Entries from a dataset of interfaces

--*--

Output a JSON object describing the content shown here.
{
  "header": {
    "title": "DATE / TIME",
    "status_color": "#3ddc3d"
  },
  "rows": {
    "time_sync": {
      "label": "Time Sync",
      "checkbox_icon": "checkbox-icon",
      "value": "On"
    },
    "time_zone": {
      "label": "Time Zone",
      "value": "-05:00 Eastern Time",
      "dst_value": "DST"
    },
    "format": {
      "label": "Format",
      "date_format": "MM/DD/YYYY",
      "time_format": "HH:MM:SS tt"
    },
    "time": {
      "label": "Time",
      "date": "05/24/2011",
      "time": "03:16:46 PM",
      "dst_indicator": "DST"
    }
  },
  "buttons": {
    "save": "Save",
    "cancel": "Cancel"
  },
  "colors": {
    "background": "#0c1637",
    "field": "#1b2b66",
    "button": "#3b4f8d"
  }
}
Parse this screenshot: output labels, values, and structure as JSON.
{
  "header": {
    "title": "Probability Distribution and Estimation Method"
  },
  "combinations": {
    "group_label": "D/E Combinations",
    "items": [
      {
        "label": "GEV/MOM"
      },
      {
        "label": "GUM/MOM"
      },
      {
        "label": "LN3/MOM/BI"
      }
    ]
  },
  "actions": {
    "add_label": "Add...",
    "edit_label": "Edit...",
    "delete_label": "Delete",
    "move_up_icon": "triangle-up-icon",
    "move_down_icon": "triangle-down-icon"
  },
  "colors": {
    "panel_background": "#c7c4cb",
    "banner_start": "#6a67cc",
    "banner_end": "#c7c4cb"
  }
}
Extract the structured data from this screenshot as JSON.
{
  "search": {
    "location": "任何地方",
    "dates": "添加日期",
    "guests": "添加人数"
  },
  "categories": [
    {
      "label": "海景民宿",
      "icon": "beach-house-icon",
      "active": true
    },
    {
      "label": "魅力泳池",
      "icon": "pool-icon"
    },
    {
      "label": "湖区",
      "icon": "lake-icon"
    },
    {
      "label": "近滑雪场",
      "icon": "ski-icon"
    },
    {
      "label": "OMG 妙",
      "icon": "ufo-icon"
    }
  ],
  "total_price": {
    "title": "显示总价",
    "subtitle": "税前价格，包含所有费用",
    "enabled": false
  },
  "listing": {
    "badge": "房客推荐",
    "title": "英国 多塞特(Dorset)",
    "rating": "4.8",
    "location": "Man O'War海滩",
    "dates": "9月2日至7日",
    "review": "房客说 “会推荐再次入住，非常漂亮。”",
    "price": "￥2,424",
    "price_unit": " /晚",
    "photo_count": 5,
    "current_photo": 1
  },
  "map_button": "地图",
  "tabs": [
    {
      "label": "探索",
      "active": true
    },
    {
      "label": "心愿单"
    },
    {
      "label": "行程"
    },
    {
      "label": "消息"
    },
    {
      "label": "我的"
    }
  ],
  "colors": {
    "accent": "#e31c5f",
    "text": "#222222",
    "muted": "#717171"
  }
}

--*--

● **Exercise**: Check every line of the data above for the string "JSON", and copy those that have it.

● **Reply to the task**:
Output a JSON object describing the content shown here.
Parse this screenshot: output labels, values, and structure as JSON.
Extract the structured data from this screenshot as JSON.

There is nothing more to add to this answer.